DANIIL TRIFONOV, PIANO
This minute-long jewel is one of my earliest memories of feeling like I was a PIANIST.
It is also an early memory of connecting with Chopin. Who was this Chopin guy? How did he ever come up with such a beautiful and poignant melody? (I didn’t actually know the word “poignant” when I was eight.)
We had an upright Baldwin Acrosonic piano in our living room, like the one I’ve attached a picture of. I was eight, I had been taking piano lessons for a year or so, and it was late on a Friday evening, maybe 10:00—late night for an eight year old. The only light in the room was from a piano lamp that was sitting on top of the piano, otherwise the room was dark and the house was dark.
My teacher at the time, Harriet Seeberger, was having me learn from the John Schaum books—meaningful information only to pianists, of course, but this was a graded series of piano books, arranged from absolute beginner to early intermediate level. I was probably in book two or three. All the pieces in the book were either written by John Schaum or were his simplified arrangements of famous pieces. All of these pieces were given names by Schaum in order, obviously, to make playing them enjoyable for children.
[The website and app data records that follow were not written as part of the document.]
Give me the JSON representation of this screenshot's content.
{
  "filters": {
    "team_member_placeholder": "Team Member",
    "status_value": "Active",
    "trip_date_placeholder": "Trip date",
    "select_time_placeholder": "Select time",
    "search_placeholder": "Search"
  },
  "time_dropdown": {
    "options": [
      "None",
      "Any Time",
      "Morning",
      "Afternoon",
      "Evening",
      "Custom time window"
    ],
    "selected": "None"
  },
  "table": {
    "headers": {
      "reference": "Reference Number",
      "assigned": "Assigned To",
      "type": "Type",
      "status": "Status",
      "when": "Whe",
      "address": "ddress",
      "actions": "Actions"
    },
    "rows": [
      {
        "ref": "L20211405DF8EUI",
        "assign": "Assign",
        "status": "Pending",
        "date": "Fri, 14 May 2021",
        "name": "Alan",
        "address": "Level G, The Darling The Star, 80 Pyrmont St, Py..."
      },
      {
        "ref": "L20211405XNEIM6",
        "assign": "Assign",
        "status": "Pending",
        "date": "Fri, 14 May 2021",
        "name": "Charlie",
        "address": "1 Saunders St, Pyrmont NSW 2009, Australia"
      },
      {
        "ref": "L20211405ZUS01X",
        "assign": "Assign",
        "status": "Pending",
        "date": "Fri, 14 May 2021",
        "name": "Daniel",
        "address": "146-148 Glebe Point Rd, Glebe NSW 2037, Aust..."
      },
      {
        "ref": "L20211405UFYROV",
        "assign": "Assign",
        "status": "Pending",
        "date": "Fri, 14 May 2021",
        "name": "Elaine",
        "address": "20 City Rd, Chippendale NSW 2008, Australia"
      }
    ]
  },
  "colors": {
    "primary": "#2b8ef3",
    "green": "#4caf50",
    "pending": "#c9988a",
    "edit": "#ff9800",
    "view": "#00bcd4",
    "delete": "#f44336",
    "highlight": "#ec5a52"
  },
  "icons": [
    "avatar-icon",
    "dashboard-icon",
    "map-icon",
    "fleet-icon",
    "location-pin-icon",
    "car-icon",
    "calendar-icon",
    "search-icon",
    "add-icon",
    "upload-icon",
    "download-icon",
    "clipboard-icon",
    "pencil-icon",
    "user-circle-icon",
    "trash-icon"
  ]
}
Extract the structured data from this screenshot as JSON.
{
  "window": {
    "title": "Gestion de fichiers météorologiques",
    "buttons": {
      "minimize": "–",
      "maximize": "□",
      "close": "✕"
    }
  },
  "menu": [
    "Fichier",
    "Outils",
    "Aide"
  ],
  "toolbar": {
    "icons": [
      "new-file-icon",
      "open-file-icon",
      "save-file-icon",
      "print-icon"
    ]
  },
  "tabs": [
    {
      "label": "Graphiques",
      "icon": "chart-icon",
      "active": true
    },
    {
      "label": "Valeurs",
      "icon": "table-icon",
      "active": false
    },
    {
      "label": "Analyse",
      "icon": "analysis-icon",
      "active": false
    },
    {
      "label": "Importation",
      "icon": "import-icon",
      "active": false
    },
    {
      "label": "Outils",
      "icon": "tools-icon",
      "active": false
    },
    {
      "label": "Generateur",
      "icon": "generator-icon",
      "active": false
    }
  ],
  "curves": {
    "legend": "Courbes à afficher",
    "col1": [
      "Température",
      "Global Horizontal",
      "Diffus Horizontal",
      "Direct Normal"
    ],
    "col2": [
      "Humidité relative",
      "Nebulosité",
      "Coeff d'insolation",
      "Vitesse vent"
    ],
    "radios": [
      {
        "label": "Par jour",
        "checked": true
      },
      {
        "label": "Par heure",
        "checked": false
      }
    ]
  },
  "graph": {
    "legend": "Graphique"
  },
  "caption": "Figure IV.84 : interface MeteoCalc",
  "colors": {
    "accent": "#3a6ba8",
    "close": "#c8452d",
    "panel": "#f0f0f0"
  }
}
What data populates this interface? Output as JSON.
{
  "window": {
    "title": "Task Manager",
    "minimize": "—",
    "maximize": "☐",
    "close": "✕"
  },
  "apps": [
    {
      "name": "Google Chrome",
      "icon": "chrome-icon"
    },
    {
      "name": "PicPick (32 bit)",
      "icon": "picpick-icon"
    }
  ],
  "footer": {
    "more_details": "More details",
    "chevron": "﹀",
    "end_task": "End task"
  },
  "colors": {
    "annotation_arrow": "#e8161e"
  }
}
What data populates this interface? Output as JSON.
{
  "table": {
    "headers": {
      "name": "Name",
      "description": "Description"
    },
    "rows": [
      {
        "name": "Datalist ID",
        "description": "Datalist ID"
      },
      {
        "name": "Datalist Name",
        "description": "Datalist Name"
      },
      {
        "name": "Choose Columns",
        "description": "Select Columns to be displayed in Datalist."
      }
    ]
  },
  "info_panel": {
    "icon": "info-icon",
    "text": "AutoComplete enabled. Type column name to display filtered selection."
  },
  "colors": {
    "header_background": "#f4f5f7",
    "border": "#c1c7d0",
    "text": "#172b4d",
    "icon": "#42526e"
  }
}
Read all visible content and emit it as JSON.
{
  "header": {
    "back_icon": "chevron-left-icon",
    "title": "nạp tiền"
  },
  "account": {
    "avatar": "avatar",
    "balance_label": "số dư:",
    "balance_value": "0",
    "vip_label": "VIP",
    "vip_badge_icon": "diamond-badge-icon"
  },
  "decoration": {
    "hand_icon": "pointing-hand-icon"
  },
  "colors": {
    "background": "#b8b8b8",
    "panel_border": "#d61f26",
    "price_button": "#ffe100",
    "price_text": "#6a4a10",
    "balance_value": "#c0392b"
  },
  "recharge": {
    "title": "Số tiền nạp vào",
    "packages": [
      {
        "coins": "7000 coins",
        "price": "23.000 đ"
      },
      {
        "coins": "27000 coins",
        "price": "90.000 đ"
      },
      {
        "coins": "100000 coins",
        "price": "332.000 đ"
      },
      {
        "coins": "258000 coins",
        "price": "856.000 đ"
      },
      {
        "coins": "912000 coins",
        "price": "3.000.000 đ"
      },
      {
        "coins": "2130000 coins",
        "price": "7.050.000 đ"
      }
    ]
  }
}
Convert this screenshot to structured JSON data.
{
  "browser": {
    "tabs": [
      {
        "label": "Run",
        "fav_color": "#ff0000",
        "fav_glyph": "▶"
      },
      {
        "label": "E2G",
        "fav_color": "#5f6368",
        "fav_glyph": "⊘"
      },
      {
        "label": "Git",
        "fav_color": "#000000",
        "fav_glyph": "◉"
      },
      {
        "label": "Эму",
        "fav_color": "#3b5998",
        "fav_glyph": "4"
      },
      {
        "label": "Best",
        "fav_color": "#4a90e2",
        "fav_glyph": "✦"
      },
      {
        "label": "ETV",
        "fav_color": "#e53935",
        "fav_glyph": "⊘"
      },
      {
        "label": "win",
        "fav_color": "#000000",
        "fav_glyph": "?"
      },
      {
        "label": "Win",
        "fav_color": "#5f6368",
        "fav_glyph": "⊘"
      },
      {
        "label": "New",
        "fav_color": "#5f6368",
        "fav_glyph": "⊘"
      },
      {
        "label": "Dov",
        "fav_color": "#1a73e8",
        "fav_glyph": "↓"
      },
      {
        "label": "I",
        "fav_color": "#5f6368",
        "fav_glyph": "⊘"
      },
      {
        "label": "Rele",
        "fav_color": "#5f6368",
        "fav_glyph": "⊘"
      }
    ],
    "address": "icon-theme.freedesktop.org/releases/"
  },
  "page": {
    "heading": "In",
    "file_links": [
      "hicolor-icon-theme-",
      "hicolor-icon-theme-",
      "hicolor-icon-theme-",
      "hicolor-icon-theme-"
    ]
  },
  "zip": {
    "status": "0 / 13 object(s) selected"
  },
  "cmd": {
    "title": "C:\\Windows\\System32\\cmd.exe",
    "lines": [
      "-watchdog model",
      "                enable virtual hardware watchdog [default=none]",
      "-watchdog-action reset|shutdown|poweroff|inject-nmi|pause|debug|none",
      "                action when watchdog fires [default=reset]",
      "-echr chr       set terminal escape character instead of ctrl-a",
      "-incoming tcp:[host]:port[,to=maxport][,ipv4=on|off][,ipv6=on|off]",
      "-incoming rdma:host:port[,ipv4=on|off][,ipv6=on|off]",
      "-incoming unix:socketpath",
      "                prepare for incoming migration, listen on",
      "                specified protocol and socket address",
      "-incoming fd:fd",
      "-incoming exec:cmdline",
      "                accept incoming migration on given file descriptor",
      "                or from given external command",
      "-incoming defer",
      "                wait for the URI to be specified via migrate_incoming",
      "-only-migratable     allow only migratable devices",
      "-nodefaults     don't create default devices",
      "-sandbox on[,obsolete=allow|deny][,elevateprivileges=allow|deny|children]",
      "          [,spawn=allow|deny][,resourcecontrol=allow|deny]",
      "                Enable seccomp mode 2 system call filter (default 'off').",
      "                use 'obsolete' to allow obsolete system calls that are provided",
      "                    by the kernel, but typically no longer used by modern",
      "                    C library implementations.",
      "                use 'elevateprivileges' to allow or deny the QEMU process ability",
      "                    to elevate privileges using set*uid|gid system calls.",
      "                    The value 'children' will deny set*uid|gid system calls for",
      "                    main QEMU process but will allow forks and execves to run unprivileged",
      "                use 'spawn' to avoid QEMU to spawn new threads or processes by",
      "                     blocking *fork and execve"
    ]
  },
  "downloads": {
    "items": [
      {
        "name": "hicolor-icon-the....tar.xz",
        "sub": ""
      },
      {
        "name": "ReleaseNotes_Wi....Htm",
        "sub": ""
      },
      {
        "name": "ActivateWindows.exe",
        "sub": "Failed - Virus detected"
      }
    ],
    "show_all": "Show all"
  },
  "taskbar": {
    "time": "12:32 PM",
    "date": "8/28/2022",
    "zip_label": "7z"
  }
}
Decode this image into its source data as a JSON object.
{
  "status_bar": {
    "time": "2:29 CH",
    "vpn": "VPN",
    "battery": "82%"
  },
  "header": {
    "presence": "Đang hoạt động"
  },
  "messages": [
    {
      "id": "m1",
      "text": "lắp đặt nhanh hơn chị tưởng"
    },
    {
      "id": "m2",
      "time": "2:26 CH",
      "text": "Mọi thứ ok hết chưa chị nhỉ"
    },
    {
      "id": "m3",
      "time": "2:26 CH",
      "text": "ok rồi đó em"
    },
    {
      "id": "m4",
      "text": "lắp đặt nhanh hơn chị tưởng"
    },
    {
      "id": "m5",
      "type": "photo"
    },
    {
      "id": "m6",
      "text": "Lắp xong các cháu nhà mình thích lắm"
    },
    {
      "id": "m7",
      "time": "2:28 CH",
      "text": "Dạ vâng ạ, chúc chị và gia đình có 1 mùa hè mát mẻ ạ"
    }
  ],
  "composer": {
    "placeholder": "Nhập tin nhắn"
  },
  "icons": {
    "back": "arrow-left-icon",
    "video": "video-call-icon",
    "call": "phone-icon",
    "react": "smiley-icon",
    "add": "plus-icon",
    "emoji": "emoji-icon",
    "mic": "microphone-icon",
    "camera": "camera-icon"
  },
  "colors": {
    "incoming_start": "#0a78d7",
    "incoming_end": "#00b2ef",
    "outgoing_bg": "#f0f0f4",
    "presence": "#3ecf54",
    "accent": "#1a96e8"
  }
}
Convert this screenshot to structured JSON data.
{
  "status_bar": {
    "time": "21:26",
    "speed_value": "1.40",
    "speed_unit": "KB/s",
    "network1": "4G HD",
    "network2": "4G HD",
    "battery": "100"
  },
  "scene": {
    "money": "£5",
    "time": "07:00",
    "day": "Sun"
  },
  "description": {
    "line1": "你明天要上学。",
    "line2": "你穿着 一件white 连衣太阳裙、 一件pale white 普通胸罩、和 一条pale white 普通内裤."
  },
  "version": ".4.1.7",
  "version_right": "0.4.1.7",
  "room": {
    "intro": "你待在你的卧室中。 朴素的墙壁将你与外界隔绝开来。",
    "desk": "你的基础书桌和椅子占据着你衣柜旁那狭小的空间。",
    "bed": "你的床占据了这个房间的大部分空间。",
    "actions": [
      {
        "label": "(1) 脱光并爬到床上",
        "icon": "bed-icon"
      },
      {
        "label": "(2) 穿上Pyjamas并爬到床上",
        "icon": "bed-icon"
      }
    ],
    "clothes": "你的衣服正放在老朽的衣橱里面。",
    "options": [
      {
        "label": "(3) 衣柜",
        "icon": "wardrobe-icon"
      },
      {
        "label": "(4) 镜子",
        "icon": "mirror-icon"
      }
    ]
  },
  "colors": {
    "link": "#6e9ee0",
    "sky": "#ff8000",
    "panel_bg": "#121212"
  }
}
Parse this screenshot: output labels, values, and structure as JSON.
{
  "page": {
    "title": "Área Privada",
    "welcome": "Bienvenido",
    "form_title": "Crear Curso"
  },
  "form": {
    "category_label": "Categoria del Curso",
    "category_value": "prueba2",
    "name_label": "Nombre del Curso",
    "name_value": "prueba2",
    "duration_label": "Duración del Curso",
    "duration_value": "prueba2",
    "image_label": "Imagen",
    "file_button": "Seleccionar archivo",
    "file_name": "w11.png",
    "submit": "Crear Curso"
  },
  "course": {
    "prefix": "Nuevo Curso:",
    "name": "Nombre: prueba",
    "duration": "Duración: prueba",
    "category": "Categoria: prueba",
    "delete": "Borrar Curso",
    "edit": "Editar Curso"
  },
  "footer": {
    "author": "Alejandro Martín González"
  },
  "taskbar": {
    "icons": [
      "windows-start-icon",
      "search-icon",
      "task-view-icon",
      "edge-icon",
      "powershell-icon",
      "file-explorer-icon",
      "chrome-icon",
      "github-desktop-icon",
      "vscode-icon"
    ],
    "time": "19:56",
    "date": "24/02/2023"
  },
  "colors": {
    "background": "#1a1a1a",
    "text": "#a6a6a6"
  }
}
The A Major Prelude was titled, if memory serves, “Stopping By an Inn on a Winter Evening.” Perhaps Schaum had been inspired by the Robert Frost poem of a similar name. And, there was the requisite drawing of an inn, out in the country somewhere—I presumed in Poland, wherever that was!—with travelers arriving at an inn and walking through snowdrifts to get there.
I felt like practicing this Friday night, so there I was playing the A Major Prelude. Even in its full version, it is only a minute long, and I suppose in the arrangement I was playing, it was even less. But the melody! The melody stays with you forever. Its simple beauty is breath-taking.
This performance is by Daniil Trifinov. At just 26, Russian pianist Trifinov has justifiably become one of the greatest living pianists. Many are already proclaiming him to be one of the great pianists of history. I will certainly be posting other works played by him. For now, enjoy this teaser. He is marvelous. His playing—to me—is like Artur Rubinstein’s—he allows himself to be a conduit for the great composers. Hearing him play is like HEARING Chopin.
The Prelude in A Major was, and is, a piece one does not forget hearing.